■ Data about app and page elements
=== Begin Enclosure ===

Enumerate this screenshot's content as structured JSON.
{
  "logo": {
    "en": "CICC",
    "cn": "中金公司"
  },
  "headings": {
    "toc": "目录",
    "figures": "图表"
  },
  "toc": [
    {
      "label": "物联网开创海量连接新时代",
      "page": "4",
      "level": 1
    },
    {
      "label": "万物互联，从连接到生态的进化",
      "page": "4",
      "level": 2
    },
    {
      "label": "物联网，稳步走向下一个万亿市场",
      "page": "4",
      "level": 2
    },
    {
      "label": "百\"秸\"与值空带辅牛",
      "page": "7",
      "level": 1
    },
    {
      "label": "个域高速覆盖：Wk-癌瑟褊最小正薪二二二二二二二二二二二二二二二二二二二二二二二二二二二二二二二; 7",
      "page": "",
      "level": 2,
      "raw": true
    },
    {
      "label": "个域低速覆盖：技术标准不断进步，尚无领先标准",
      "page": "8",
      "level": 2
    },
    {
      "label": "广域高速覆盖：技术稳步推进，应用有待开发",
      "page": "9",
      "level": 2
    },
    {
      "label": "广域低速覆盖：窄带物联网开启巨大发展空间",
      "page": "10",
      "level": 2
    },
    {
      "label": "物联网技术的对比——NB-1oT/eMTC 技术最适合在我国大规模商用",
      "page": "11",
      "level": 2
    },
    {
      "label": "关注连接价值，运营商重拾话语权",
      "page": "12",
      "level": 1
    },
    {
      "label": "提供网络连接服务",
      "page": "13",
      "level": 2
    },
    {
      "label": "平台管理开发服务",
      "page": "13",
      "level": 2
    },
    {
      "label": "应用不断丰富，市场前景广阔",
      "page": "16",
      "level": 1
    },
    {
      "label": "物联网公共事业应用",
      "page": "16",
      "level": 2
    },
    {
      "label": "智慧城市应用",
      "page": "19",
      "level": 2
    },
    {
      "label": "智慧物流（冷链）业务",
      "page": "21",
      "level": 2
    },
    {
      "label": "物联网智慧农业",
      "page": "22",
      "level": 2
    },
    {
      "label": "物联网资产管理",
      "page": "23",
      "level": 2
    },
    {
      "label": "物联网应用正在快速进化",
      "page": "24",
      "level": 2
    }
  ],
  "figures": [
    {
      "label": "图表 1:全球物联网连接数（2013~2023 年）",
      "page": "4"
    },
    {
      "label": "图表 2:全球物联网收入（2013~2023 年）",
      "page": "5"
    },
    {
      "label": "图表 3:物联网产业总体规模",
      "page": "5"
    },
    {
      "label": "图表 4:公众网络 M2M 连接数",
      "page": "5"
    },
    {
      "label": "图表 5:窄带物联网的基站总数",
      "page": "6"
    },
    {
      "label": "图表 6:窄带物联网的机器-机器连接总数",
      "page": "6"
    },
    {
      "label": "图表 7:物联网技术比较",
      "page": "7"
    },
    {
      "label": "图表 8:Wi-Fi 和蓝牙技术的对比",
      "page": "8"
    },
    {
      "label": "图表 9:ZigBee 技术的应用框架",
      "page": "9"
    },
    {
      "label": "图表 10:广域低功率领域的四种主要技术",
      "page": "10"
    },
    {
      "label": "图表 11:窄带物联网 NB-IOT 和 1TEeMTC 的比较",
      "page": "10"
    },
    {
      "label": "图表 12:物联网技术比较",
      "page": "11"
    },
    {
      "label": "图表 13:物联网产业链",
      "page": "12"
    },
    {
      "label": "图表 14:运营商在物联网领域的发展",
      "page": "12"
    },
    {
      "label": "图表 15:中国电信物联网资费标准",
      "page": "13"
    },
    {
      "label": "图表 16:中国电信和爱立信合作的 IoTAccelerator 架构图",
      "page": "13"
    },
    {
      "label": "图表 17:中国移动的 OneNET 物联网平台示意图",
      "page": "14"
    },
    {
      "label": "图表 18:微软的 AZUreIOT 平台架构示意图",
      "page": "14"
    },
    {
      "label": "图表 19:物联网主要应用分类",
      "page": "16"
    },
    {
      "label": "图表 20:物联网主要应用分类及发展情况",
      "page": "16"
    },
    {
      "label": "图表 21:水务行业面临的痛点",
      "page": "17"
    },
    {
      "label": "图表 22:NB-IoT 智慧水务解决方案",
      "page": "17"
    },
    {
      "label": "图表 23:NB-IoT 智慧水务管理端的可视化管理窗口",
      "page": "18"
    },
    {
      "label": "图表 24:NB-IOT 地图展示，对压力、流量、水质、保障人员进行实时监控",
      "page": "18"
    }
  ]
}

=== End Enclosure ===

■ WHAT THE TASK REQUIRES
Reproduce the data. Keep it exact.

■ EXERCISE OUTPUT
Enumerate this screenshot's content as structured JSON.
{
  "logo": {
    "en": "CICC",
    "cn": "中金公司"
  },
  "headings": {
    "toc": "目录",
    "figures": "图表"
  },
  "toc": [
    {
      "label": "物联网开创海量连接新时代",
      "page": "4",
      "level": 1
    },
    {
      "label": "万物互联，从连接到生态的进化",
      "page": "4",
      "level": 2
    },
    {
      "label": "物联网，稳步走向下一个万亿市场",
      "page": "4",
      "level": 2
    },
    {
      "label": "百\"秸\"与值空带辅牛",
      "page": "7",
      "level": 1
    },
    {
      "label": "个域高速覆盖：Wk-癌瑟褊最小正薪二二二二二二二二二二二二二二二二二二二二二二二二二二二二二二二; 7",
      "page": "",
      "level": 2,
      "raw": true
    },
    {
      "label": "个域低速覆盖：技术标准不断进步，尚无领先标准",
      "page": "8",
      "level": 2
    },
    {
      "label": "广域高速覆盖：技术稳步推进，应用有待开发",
      "page": "9",
      "level": 2
    },
    {
      "label": "广域低速覆盖：窄带物联网开启巨大发展空间",
      "page": "10",
      "level": 2
    },
    {
      "label": "物联网技术的对比——NB-1oT/eMTC 技术最适合在我国大规模商用",
      "page": "11",
      "level": 2
    },
    {
      "label": "关注连接价值，运营商重拾话语权",
      "page": "12",
      "level": 1
    },
    {
      "label": "提供网络连接服务",
      "page": "13",
      "level": 2
    },
    {
      "label": "平台管理开发服务",
      "page": "13",
      "level": 2
    },
    {
      "label": "应用不断丰富，市场前景广阔",
      "page": "16",
      "level": 1
    },
    {
      "label": "物联网公共事业应用",
      "page": "16",
      "level": 2
    },
    {
      "label": "智慧城市应用",
      "page": "19",
      "level": 2
    },
    {
      "label": "智慧物流（冷链）业务",
      "page": "21",
      "level": 2
    },
    {
      "label": "物联网智慧农业",
      "page": "22",
      "level": 2
    },
    {
      "label": "物联网资产管理",
      "page": "23",
      "level": 2
    },
    {
      "label": "物联网应用正在快速进化",
      "page": "24",
      "level": 2
    }
  ],
  "figures": [
    {
      "label": "图表 1:全球物联网连接数（2013~2023 年）",
      "page": "4"
    },
    {
      "label": "图表 2:全球物联网收入（2013~2023 年）",
      "page": "5"
    },
    {
      "label": "图表 3:物联网产业总体规模",
      "page": "5"
    },
    {
      "label": "图表 4:公众网络 M2M 连接数",
      "page": "5"
    },
    {
      "label": "图表 5:窄带物联网的基站总数",
      "page": "6"
    },
    {
      "label": "图表 6:窄带物联网的机器-机器连接总数",
      "page": "6"
    },
    {
      "label": "图表 7:物联网技术比较",
      "page": "7"
    },
    {
      "label": "图表 8:Wi-Fi 和蓝牙技术的对比",
      "page": "8"
    },
    {
      "label": "图表 9:ZigBee 技术的应用框架",
      "page": "9"
    },
    {
      "label": "图表 10:广域低功率领域的四种主要技术",
      "page": "10"
    },
    {
      "label": "图表 11:窄带物联网 NB-IOT 和 1TEeMTC 的比较",
      "page": "10"
    },
    {
      "label": "图表 12:物联网技术比较",
      "page": "11"
    },
    {
      "label": "图表 13:物联网产业链",
      "page": "12"
    },
    {
      "label": "图表 14:运营商在物联网领域的发展",
      "page": "12"
    },
    {
      "label": "图表 15:中国电信物联网资费标准",
      "page": "13"
    },
    {
      "label": "图表 16:中国电信和爱立信合作的 IoTAccelerator 架构图",
      "page": "13"
    },
    {
      "label": "图表 17:中国移动的 OneNET 物联网平台示意图",
      "page": "14"
    },
    {
      "label": "图表 18:微软的 AZUreIOT 平台架构示意图",
      "page": "14"
    },
    {
      "label": "图表 19:物联网主要应用分类",
      "page": "16"
    },
    {
      "label": "图表 20:物联网主要应用分类及发展情况",
      "page": "16"
    },
    {
      "label": "图表 21:水务行业面临的痛点",
      "page": "17"
    },
    {
      "label": "图表 22:NB-IoT 智慧水务解决方案",
      "page": "17"
    },
    {
      "label": "图表 23:NB-IoT 智慧水务管理端的可视化管理窗口",
      "page": "18"
    },
    {
      "label": "图表 24:NB-IOT 地图展示，对压力、流量、水质、保障人员进行实时监控",
      "page": "18"
    }
  ]
}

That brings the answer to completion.